The Osage News inquired about Daugherty’s work for the Nation following the board’s meeting and White responded in the Dec. 1 e-mail. White said Daugherty’s e-mail originated in the Executive Branch and it was passed onto Daugherty because White did not have the board’s e-mail addresses at the time.

Daugherty (Eastern Shawnee Tribe of Oklahoma) was the IHS area director for the Oklahoma City Area Office with prior IHS experience including: CEO of the Claremore Indian Hospital; facility director of the Miami Indian Health Clinic; and he assisted the Cherokee Nation when it began the process of contracting the W.W. Hastings Indian Hospital in Tahlequah, White said.

“In this instance, (Daugherty) was hired by Chief Red Eagle to assist and provide technical advice on various health matters now before the Nation, or that may come before the Nation,” White said. “His professional services contract states that he shall provide other duties as requested by the Principal Chief or his designee.”

Daugherty’s current contract, with a $50,000 limit, started Sept. 20 and expires Dec. 30, said White who added he expects Chief Red Eagle will extend Daugherty’s contract into 2011. White said there has been no change involving the board in relation to Daugherty’s work efforts.

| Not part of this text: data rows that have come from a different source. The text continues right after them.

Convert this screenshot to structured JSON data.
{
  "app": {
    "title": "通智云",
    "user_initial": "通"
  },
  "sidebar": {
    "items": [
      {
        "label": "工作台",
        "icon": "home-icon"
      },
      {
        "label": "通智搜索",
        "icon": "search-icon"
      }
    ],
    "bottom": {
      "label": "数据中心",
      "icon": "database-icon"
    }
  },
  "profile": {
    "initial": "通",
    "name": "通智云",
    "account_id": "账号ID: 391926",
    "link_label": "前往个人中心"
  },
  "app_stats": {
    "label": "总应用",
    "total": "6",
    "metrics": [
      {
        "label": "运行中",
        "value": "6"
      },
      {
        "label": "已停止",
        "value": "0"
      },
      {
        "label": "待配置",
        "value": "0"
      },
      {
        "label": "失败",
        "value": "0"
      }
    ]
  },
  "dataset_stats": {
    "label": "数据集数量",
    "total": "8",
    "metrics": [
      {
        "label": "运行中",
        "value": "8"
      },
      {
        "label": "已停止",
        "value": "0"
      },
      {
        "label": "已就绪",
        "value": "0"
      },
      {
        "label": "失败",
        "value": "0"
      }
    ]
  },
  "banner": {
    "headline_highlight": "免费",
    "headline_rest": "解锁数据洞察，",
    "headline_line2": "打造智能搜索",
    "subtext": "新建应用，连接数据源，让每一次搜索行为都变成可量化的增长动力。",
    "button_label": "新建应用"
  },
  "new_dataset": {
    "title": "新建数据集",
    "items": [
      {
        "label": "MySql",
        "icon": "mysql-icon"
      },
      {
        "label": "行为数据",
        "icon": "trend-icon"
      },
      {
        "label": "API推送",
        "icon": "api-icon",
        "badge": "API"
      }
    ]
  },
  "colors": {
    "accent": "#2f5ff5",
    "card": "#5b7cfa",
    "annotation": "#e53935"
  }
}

White said in his e-mail the employees of the Pawhuska IHS clinic will be “properly involved in this process in order to keep them properly informed and to mitigate further rumors and misperceptions… the process of assessment will take course over a period of several months and the clinic employees will be kept properly informed on a regular basis as that process moves forward.”

According to the IHS Web site, the federally funded agency has negotiated a total of 75 Self-Governance Compacts and 96 funding agreements with Indian tribal governments and tribal organizations as of February 2009. Currently, 328 tribes participate in these 75 compacts with the IHS. The tribes involved in Self-Governance represent 58 percent of the 562 federally-recognized Indian Tribes in the United States.